How does the film stack up to the novel?
I experienced a pleasant surprise recently when I saw a “Stack-Up” review is listed in the category, “Visual Arts”. (I didn’t think my articles qualified as any art). Another surprise I experienced earlier, were headlines of legendary actor/director Clint Eastwood announcing his retirement. If that is the case, then his most recent film, “Cry Macho” would be his swansong.
“Cry Macho” is a 1975 novel by screenwriter N. Richard Nash who is best known for scripting “The Rainmaker”; No, not the Francis Ford Coppola adaption of John Grisham’s legal drama, but a 1956 romance in which Burt Lancaster cons a drought-crippled town by pretending to attract rain clouds?
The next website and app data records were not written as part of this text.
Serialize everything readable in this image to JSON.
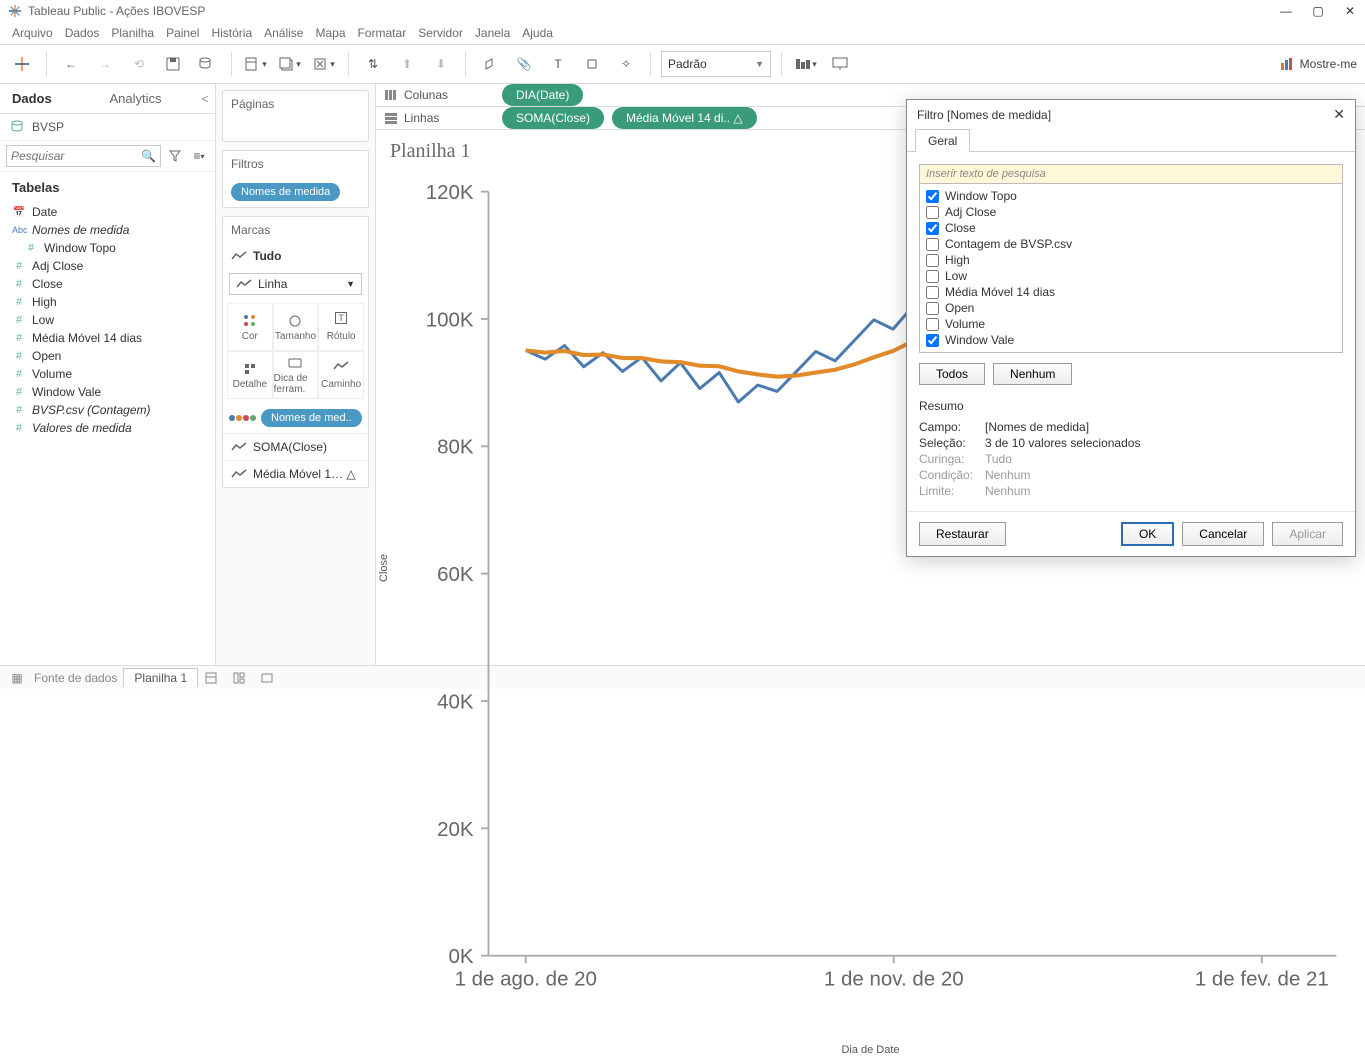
{
  "window": {
    "title": "Tableau Public - Ações IBOVESP"
  },
  "menu": [
    "Arquivo",
    "Dados",
    "Planilha",
    "Painel",
    "História",
    "Análise",
    "Mapa",
    "Formatar",
    "Servidor",
    "Janela",
    "Ajuda"
  ],
  "toolbar": {
    "fit_mode": "Padrão",
    "showme": "Mostre-me"
  },
  "datapane": {
    "tabs": {
      "data": "Dados",
      "analytics": "Analytics"
    },
    "datasource": "BVSP",
    "search_placeholder": "Pesquisar",
    "section": "Tabelas",
    "fields": [
      {
        "icon": "date",
        "label": "Date",
        "italic": false
      },
      {
        "icon": "abc",
        "label": "Nomes de medida",
        "italic": true
      },
      {
        "icon": "num",
        "label": "Window Topo",
        "italic": false,
        "indent": true
      },
      {
        "icon": "num",
        "label": "Adj Close",
        "italic": false
      },
      {
        "icon": "num",
        "label": "Close",
        "italic": false
      },
      {
        "icon": "num",
        "label": "High",
        "italic": false
      },
      {
        "icon": "num",
        "label": "Low",
        "italic": false
      },
      {
        "icon": "num",
        "label": "Média Móvel 14 dias",
        "italic": false
      },
      {
        "icon": "num",
        "label": "Open",
        "italic": false
      },
      {
        "icon": "num",
        "label": "Volume",
        "italic": false
      },
      {
        "icon": "num",
        "label": "Window Vale",
        "italic": false
      },
      {
        "icon": "num",
        "label": "BVSP.csv (Contagem)",
        "italic": true
      },
      {
        "icon": "num",
        "label": "Valores de medida",
        "italic": true
      }
    ]
  },
  "cards": {
    "pages": "Páginas",
    "filters": "Filtros",
    "filters_pill": "Nomes de medida",
    "marks": "Marcas",
    "marks_all": "Tudo",
    "marks_type": "Linha",
    "cells": [
      "Cor",
      "Tamanho",
      "Rótulo",
      "Detalhe",
      "Dica de ferram.",
      "Caminho"
    ],
    "marks_pill": "Nomes de med..",
    "measure_rows": [
      "SOMA(Close)",
      "Média Móvel 1…  △"
    ]
  },
  "shelves": {
    "columns_label": "Colunas",
    "rows_label": "Linhas",
    "columns": [
      "DIA(Date)"
    ],
    "rows": [
      "SOMA(Close)",
      "Média Móvel 14 di..  △"
    ]
  },
  "sheet": {
    "title": "Planilha 1",
    "y_axis": "Close",
    "x_axis": "Dia de Date"
  },
  "chart_data": {
    "type": "line",
    "xlabel": "Dia de Date",
    "ylabel": "Close",
    "ylim": [
      0,
      130000
    ],
    "y_ticks": [
      "0K",
      "20K",
      "40K",
      "60K",
      "80K",
      "100K",
      "120K"
    ],
    "x_ticks": [
      "1 de ago. de 20",
      "1 de nov. de 20",
      "1 de fev. de 21"
    ],
    "series": [
      {
        "name": "Close",
        "color": "#4a7ab0",
        "values": [
          103000,
          101500,
          103800,
          100200,
          102600,
          99400,
          101800,
          97800,
          100900,
          96500,
          99200,
          94200,
          97100,
          96000,
          99400,
          102800,
          101200,
          104700,
          108200,
          106600,
          110400,
          114800,
          112600,
          118400,
          116200,
          122200,
          119000,
          124800,
          117800,
          122800,
          116900,
          120600,
          114800,
          117600,
          112300,
          118200,
          115400,
          120800,
          119200,
          118600,
          121400
        ]
      },
      {
        "name": "Média Móvel 14 dias",
        "color": "#e28b2b",
        "values": [
          103000,
          102600,
          102900,
          102200,
          102300,
          101700,
          101700,
          101100,
          101000,
          100400,
          100300,
          99400,
          98900,
          98500,
          98700,
          99200,
          99700,
          100600,
          101800,
          102900,
          104500,
          106400,
          107900,
          109900,
          111500,
          113800,
          115100,
          117100,
          117600,
          118800,
          118800,
          119300,
          118900,
          118900,
          118300,
          118500,
          118300,
          118800,
          118900,
          118900,
          119300
        ]
      }
    ]
  },
  "dialog": {
    "title": "Filtro [Nomes de medida]",
    "tab": "Geral",
    "search_placeholder": "Inserir texto de pesquisa",
    "items": [
      {
        "label": "Window Topo",
        "checked": true
      },
      {
        "label": "Adj Close",
        "checked": false
      },
      {
        "label": "Close",
        "checked": true
      },
      {
        "label": "Contagem de BVSP.csv",
        "checked": false
      },
      {
        "label": "High",
        "checked": false
      },
      {
        "label": "Low",
        "checked": false
      },
      {
        "label": "Média Móvel 14 dias",
        "checked": false
      },
      {
        "label": "Open",
        "checked": false
      },
      {
        "label": "Volume",
        "checked": false
      },
      {
        "label": "Window Vale",
        "checked": true
      }
    ],
    "btn_all": "Todos",
    "btn_none": "Nenhum",
    "summary_title": "Resumo",
    "summary": [
      {
        "k": "Campo:",
        "v": "[Nomes de medida]",
        "dim": false
      },
      {
        "k": "Seleção:",
        "v": "3 de 10 valores selecionados",
        "dim": false
      },
      {
        "k": "Curinga:",
        "v": "Tudo",
        "dim": true
      },
      {
        "k": "Condição:",
        "v": "Nenhum",
        "dim": true
      },
      {
        "k": "Limite:",
        "v": "Nenhum",
        "dim": true
      }
    ],
    "btn_reset": "Restaurar",
    "btn_ok": "OK",
    "btn_cancel": "Cancelar",
    "btn_apply": "Aplicar"
  },
  "bottom": {
    "datasource_tab": "Fonte de dados",
    "sheet_tab": "Planilha 1"
  }
}
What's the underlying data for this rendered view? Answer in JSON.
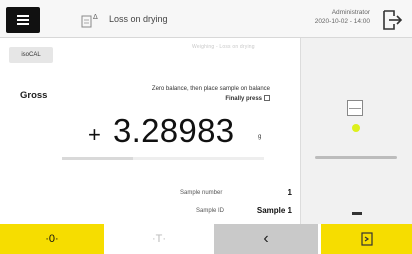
{
  "header": {
    "title": "Loss on drying",
    "user": "Administrator",
    "datetime": "2020-10-02 - 14:00",
    "task_icon": "document-delta-icon",
    "logout_icon": "logout-icon"
  },
  "main": {
    "isocal_label": "isoCAL",
    "status_faint": "Weighing - Loss on drying",
    "gross_label": "Gross",
    "instruction_line1": "Zero balance, then place sample on balance",
    "instruction_line2": "Finally press",
    "sign": "+",
    "weight": "3.28983",
    "unit": "g",
    "progress_fraction": 0.35,
    "sample_number_label": "Sample number",
    "sample_number_value": "1",
    "sample_id_label": "Sample ID",
    "sample_id_value": "Sample 1"
  },
  "bottom": {
    "zero_label": "·0·",
    "tare_label": "·T·",
    "back_label": "‹",
    "next_icon": "next-step-icon"
  },
  "colors": {
    "accent_yellow": "#f6dd00",
    "stability_green": "#ddf01c"
  }
}
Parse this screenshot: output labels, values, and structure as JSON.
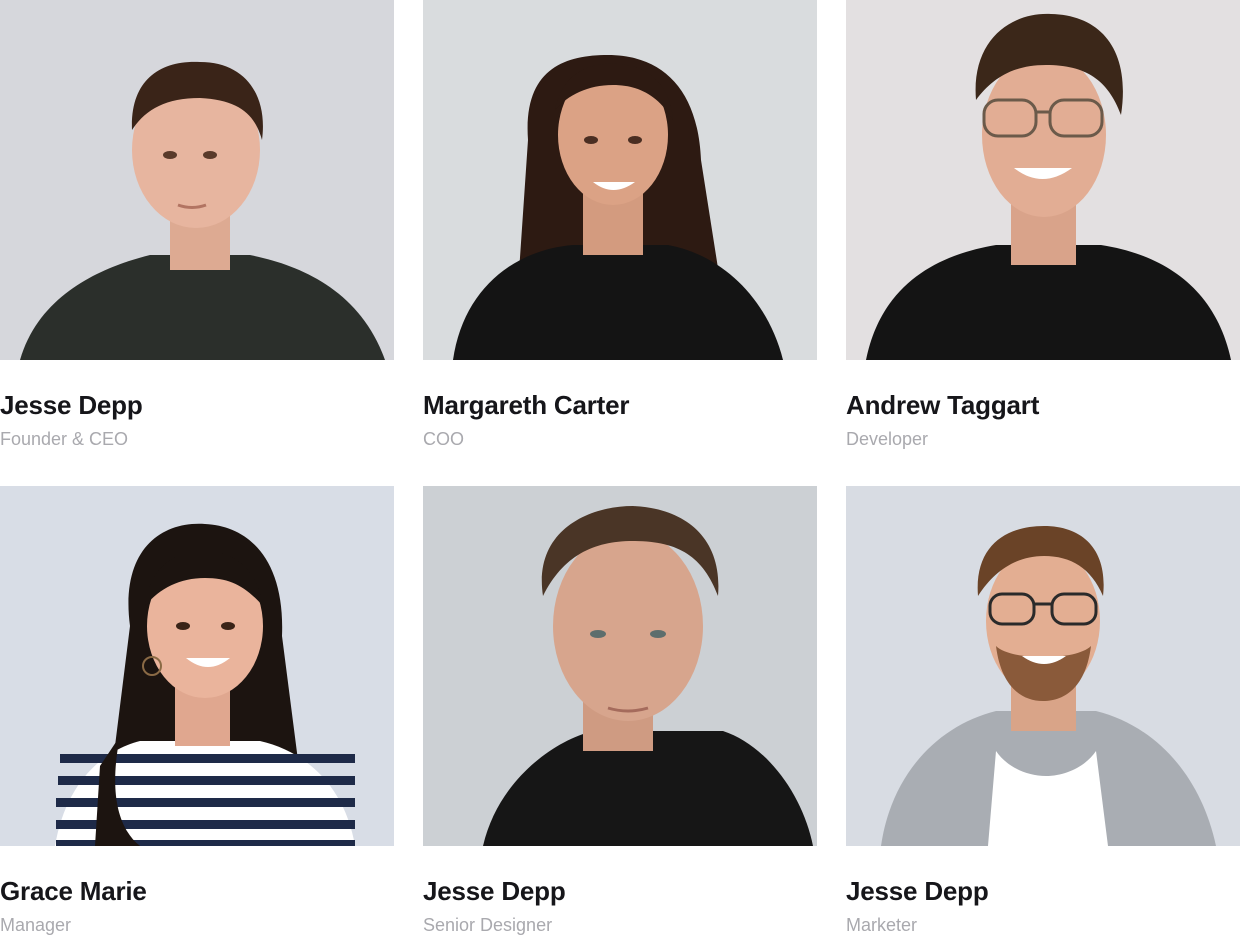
{
  "team": {
    "members": [
      {
        "name": "Jesse Depp",
        "role": "Founder & CEO",
        "photo": "portrait-man-dark-shirt",
        "bg": "#d6d7dc",
        "skin": "#e7b59f",
        "hair": "#3a2418",
        "shirt": "#2b2f2b"
      },
      {
        "name": "Margareth Carter",
        "role": "COO",
        "photo": "portrait-woman-long-hair",
        "bg": "#d9dcde",
        "skin": "#dba285",
        "hair": "#2d1a12",
        "shirt": "#141414"
      },
      {
        "name": "Andrew Taggart",
        "role": "Developer",
        "photo": "portrait-man-glasses",
        "bg": "#e3e0e1",
        "skin": "#e2ad94",
        "hair": "#3b2719",
        "shirt": "#141414"
      },
      {
        "name": "Grace Marie",
        "role": "Manager",
        "photo": "portrait-woman-striped-shirt",
        "bg": "#d8dde6",
        "skin": "#eab49c",
        "hair": "#1c1410",
        "shirt": "#1e2a48"
      },
      {
        "name": "Jesse Depp",
        "role": "Senior Designer",
        "photo": "portrait-man-hoodie",
        "bg": "#ccd0d4",
        "skin": "#d7a58d",
        "hair": "#4a3526",
        "shirt": "#161616"
      },
      {
        "name": "Jesse Depp",
        "role": "Marketer",
        "photo": "portrait-man-blazer",
        "bg": "#d8dce3",
        "skin": "#e3ae92",
        "hair": "#6a4327",
        "shirt": "#a9adb3"
      }
    ]
  }
}
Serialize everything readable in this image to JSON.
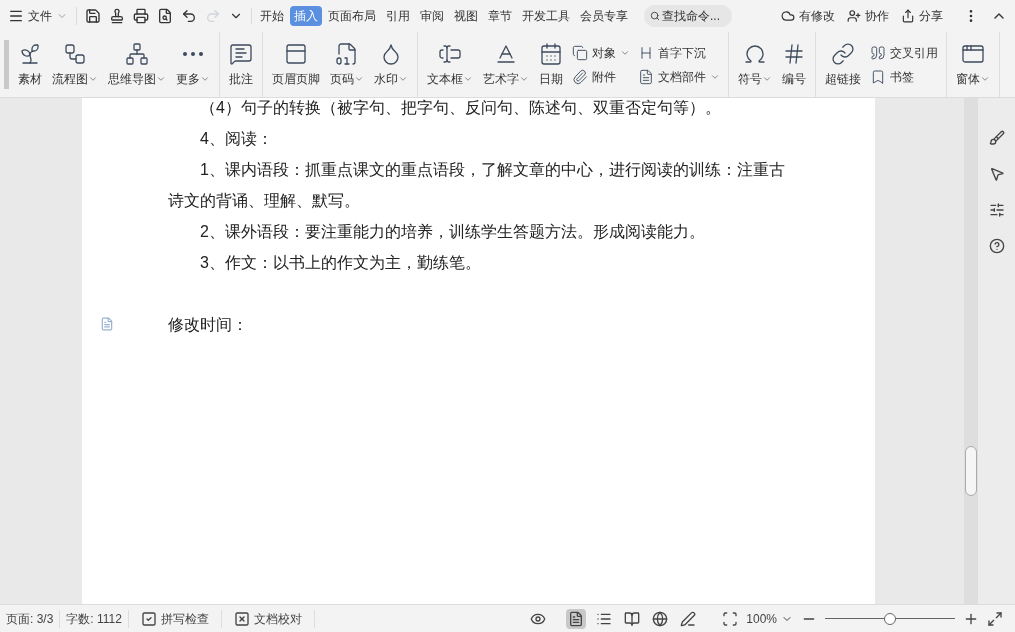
{
  "menu": {
    "label": "文件"
  },
  "tabs": [
    {
      "label": "开始",
      "selected": false
    },
    {
      "label": "插入",
      "selected": true
    },
    {
      "label": "页面布局",
      "selected": false
    },
    {
      "label": "引用",
      "selected": false
    },
    {
      "label": "审阅",
      "selected": false
    },
    {
      "label": "视图",
      "selected": false
    },
    {
      "label": "章节",
      "selected": false
    },
    {
      "label": "开发工具",
      "selected": false
    },
    {
      "label": "会员专享",
      "selected": false
    }
  ],
  "search": {
    "placeholder": "查找命令..."
  },
  "top_actions": [
    {
      "label": "有修改"
    },
    {
      "label": "协作"
    },
    {
      "label": "分享"
    }
  ],
  "ribbon": [
    {
      "items": [
        {
          "kind": "large",
          "label": "素材",
          "dropdown": false
        },
        {
          "kind": "large",
          "label": "流程图",
          "dropdown": true
        },
        {
          "kind": "large",
          "label": "思维导图",
          "dropdown": true
        },
        {
          "kind": "large",
          "label": "更多",
          "dropdown": true
        }
      ]
    },
    {
      "items": [
        {
          "kind": "large",
          "label": "批注",
          "dropdown": false
        }
      ]
    },
    {
      "items": [
        {
          "kind": "large",
          "label": "页眉页脚",
          "dropdown": false
        },
        {
          "kind": "large",
          "label": "页码",
          "dropdown": true
        },
        {
          "kind": "large",
          "label": "水印",
          "dropdown": true
        }
      ]
    },
    {
      "items": [
        {
          "kind": "large",
          "label": "文本框",
          "dropdown": true
        },
        {
          "kind": "large",
          "label": "艺术字",
          "dropdown": true
        },
        {
          "kind": "large",
          "label": "日期",
          "dropdown": false
        },
        {
          "kind": "stack",
          "items": [
            {
              "label": "对象",
              "dropdown": true
            },
            {
              "label": "附件",
              "dropdown": false
            }
          ]
        },
        {
          "kind": "stack",
          "items": [
            {
              "label": "首字下沉",
              "dropdown": false
            },
            {
              "label": "文档部件",
              "dropdown": true
            }
          ]
        }
      ]
    },
    {
      "items": [
        {
          "kind": "large",
          "label": "符号",
          "dropdown": true
        },
        {
          "kind": "large",
          "label": "编号",
          "dropdown": false
        }
      ]
    },
    {
      "items": [
        {
          "kind": "large",
          "label": "超链接",
          "dropdown": false
        },
        {
          "kind": "stack",
          "items": [
            {
              "label": "交叉引用",
              "dropdown": false
            },
            {
              "label": "书签",
              "dropdown": false
            }
          ]
        }
      ]
    },
    {
      "items": [
        {
          "kind": "large",
          "label": "窗体",
          "dropdown": true
        }
      ]
    }
  ],
  "document": {
    "paragraphs": [
      {
        "text": "（4）句子的转换（被字句、把字句、反问句、陈述句、双重否定句等）。",
        "indent": true
      },
      {
        "text": "4、阅读：",
        "indent": true
      },
      {
        "text": "1、课内语段：抓重点课文的重点语段，了解文章的中心，进行阅读的训练：注重古诗文的背诵、理解、默写。",
        "indent": true
      },
      {
        "text": "2、课外语段：要注重能力的培养，训练学生答题方法。形成阅读能力。",
        "indent": true
      },
      {
        "text": "3、作文：以书上的作文为主，勤练笔。",
        "indent": true
      },
      {
        "text": "修改时间：",
        "indent": false,
        "comment_marker": true
      }
    ]
  },
  "status_bar": {
    "items": [
      {
        "kind": "text",
        "label": "页面: 3/3"
      },
      {
        "kind": "text",
        "label": "字数: 1112"
      },
      {
        "kind": "check",
        "label": "拼写检查"
      },
      {
        "kind": "proof",
        "label": "文档校对"
      }
    ],
    "views": [
      {
        "selected": true
      },
      {
        "selected": false
      },
      {
        "selected": false
      },
      {
        "selected": false
      },
      {
        "selected": false
      }
    ],
    "zoom": {
      "value": "100%",
      "level": 0.5
    }
  }
}
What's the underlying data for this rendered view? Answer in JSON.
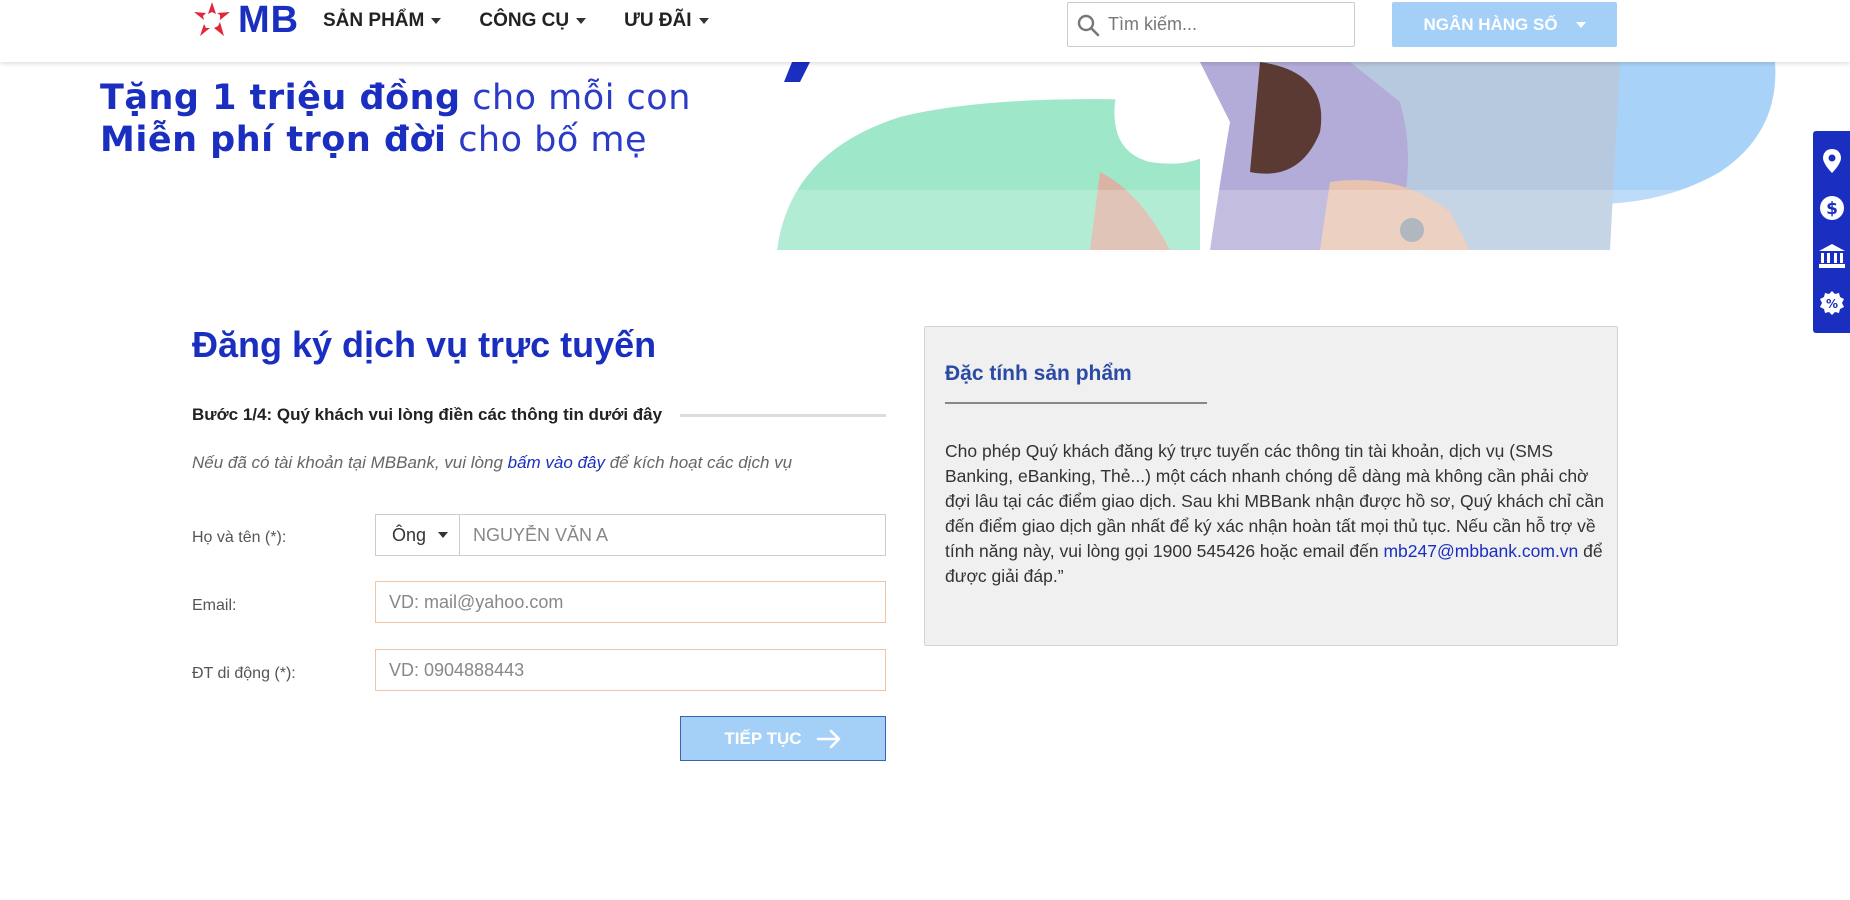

This is the plot of a movie?
Nash wrote “Cry Macho” as a script to star Roy Scheider, an actor best known for playing law enforcement characters in films like, ‘The French Connection’, ‘The Seven-Ups’ and a little-known creature feature you’ve probably never heard of called ‘Jaws’. When this failed to be greenlit, Nash converted it to a novel.
This book is a mess. Written in a similar style to Ernest Hemingway in expressing slow-burning, grunge-laden anxiety of its protagonist while doing mundane household activities, the story concerns disgraced rodeo star Mike Milo stealing back his former employer’s son, Rafo, in Mexico mixed up in underground cockfights. The story pretends to be a redemptive tale, and it is in some respects but it’s also sheened with a 1970’s machismo cringe.
I wanted to like this book. I loved the writing style. It is told in the third person but spends so much time in Mike’s head that it may as well be the first person. I enjoyed Mike’s self-realization while being with the boy, going so far as to wanting to collect the bullets his inevitable pursuers fire at him just to protect the boy. However, that is where the compliments end.
Mike’s sexual detours made me wonder disgustedly why this wasn’t called “Cry Chad” instead of “Cry Macho”. He has several affairs including one with a woman with whom he’s separated on both sides of a language barrier, dumping her completely when she gets physically hurt (from her own adobe house). The book didn’t need to be 300 pages, and it could have benefitted instead as a short story. No wonder this took so long to be greenlit as a film, it’s pretty poor.
After seeing an interview in which Tom Hanks expressed Eastwood as a director “treats people like horses” and then seeing two horses on the cover of the “Cry Macho” novel, my belief in coincidence is dwindling. Having not been impressed by its promos featuring a culminating scatological term.
You think at 91, Clint Eastwood would be more mature than that, then being disgusted by the book, I realized Eastwood could turn some lemonade out of this lemon.
Eastwood plays Mike, employed by his former boss, played by the country legend who almost made skinny jeans on men an art form, Dwight Yoakam, to find his lost son. Along the way, Mike finds Rafo and spurns the seductions of the boy’s loose-cannon mother, (which is a first for any character I’ve seen Clint Eastwood play) thus fleeing her forces and racing to return Rafo to his father.
This film does what the book should have done primarily, focusing more on the relationship Mike has with Rafo and less on his other “activities.” The relationship between Mike and the boy is the highlight. The dialogue between the two is pretty clever, including a scene where Rafo tries to force Mike into paternity by threatening to lie to the authorities of being raped by Mike if he isn’t allowed to stay with him, faltering when Mike explains what kind of examination Rafo will undergo if they hear this story.
The film feels like a rushed production. Some of the acting is poor and Eastwood just isn’t convincing as a physical juggernaut or romantic lead anymore, especially when he punches down a 350-pound henchman with his bony, sinewy fist and romances a significantly younger senorita. Heaven (I mean Scientology) help Tom Cruise when he turns 90 and still plays superhuman 30-year-olds. This film has a heart in attempting inspiration without acknowledging its ridiculousness.
Not as good as Eastwood’s other work, but a solid effort nonetheless. Personally, I don’t think this is Eastwood’s swansong; it’s his rooster-song. Okay, that sounded better in my head.